“Unfortunately, Francisco took a musket ball in his leg during the regiment’s heroic fight. While recuperating for about a month in Bethlehem, Pennsylvania, Francisco is reported to have established a friendship with another injured soldier, the famous young officer Marquis de LaFayette – a friendship that was said to endure their lifetimes.”2

During the winter of 1777, Peter was among the ailing soldiers at Valley Forge. He recovered, reenlisted, and was wounded again during the Battle of Monmouth Courthouse (New Jersey). On July 15, Peter was slashed across his abdomen by bayonet during a nighttime raid on Stony Point (New York). After healing, he reenlisted yet again.

Francisco saved the life of Colonel William Mayo at Camden (South Carolina) by defeating a British soldier. “Then he escaped by bayonetting a British cavalryman, toppling him from his saddle, mounting the horse, and taking Colonel Mayo to a place of safety while confusing the advancing British line by shouting false commands that indicated the American troops were receiving reinforcements.”3

Tragically, the Continental troops retreated from the fight, but Peter hoisted a cannon barrel which was abandoned by fellow patriots onto his shoulder and carried it away for future use. Though skeptics have discounted this story, our bicentennial postage stamp in 1976 honors the event.

At the battle of Guilford Court House (North Carolina), he solely defeated eleven British soldiers with his sword before receiving a massive, nearly fatal bayonet wound in his leg. Four months later, after returning as a scout, Francisco was nearly captured while conducting force reconnaissance in Virginia. He unexpectedly encountered nine Redcoats outside a tavern.

Acting passive and compliant, the unarmed patriot was unwisely left alone with a British paymaster who foolishly attempted to rob him. As the cocky soldier turned away for a moment, Francisco snatched the man’s sword and promptly finished his wannabe captor.

Outside, Francisco charged another soldier who was on horseback. At point blank range the cavalryman’s rifle misfired! Peter sent him to the ground, mounted the horse, and proceeded to bewilder the four hundred onlooking troops. “All was hurry and confusion, which I increased by repeatedly hallooing, as loud as I could, ‘Come on my brave boys; now’s your time; we will soon dispatch these few, and then attack the main body!’ The wounded man flew to the troops and the rest were panic struck and fled.”4

General George Washington offered our hero a commission which he turned down due to his lack of formal schooling.

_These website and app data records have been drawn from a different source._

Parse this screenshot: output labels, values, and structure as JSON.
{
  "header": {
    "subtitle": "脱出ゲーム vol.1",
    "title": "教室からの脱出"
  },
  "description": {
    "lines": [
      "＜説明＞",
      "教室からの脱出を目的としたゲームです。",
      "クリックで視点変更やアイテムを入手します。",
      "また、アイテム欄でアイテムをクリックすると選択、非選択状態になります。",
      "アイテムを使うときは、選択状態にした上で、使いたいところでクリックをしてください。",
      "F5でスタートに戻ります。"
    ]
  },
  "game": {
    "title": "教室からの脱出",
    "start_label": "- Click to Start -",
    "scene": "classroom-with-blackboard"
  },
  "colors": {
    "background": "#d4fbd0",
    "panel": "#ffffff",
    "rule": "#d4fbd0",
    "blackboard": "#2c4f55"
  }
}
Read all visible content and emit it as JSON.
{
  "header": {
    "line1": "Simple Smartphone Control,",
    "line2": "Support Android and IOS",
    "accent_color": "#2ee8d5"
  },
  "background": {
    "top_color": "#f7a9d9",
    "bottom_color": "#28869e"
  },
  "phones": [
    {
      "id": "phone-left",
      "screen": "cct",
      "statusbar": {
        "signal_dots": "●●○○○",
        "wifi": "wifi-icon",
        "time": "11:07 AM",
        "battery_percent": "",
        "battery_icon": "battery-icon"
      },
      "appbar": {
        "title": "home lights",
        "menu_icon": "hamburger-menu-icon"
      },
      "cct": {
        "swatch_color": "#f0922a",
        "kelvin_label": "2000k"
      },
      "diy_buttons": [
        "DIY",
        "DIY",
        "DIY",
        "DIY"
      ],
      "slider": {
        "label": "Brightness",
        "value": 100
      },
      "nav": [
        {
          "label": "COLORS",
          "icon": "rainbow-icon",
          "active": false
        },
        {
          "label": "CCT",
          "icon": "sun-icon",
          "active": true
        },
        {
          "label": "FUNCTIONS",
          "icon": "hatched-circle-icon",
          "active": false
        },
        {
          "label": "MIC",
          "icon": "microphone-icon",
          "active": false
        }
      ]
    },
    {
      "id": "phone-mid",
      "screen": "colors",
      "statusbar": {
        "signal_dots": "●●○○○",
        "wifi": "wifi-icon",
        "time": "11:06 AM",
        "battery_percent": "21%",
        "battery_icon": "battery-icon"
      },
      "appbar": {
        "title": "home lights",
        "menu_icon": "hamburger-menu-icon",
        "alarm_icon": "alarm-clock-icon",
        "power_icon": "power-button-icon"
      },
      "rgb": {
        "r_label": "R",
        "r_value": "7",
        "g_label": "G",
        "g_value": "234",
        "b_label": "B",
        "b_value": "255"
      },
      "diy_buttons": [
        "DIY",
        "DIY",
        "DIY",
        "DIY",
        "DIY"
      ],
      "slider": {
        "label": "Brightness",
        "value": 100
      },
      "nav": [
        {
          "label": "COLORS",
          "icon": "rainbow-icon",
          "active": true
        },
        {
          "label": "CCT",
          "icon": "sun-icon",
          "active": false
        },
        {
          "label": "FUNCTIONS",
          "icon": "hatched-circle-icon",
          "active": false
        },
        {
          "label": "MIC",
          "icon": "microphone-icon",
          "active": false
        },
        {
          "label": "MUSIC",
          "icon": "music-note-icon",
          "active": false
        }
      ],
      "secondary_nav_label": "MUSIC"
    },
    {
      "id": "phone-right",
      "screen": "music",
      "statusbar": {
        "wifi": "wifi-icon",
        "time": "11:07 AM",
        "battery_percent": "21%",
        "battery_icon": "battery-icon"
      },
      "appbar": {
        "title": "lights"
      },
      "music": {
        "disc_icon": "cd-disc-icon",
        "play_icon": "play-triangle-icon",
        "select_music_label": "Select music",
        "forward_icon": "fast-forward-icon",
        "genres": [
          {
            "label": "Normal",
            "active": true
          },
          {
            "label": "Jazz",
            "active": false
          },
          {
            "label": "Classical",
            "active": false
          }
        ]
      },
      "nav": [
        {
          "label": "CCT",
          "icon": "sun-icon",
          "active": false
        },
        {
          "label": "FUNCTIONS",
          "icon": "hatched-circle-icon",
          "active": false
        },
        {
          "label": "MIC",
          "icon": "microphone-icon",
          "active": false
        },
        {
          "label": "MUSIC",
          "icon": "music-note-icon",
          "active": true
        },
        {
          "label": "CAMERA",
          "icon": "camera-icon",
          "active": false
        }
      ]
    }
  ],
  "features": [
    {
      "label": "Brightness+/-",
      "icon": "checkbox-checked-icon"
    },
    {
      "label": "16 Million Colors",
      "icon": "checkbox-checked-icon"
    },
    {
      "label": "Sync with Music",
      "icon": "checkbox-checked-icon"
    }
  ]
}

After five years of service, he left the Continental Army – surviving six battle injuries, never advancing beyond the rank of private. As a free man, he later attended to his education, then marriage, leaving behind a valorous legacy for us.

Genuine warriors view obstacles as useful stepping stones on their path to victory.


“Put on the full armor of God, so that you will be able to stand firm against the schemes of the devil. For our struggle is not against flesh and blood, but against the rulers, against the powers, against the world forces of this darkness, against the spiritual forces of wickedness in the heavenly places” (Ephesians 6:11-12).

1 Lance Wubbels, Brad Cummings, John Peterson, The Founders’ Bible, Peter Francisco: A Mighty Man of the Revolution, (Shiloh Road Publishers, 2018) 516. [Scores of priceless accounts are compiled in The Founders’ Bible.]

2 Ibid, 517.

3 Ibid, 519.

4 Ibid, 522.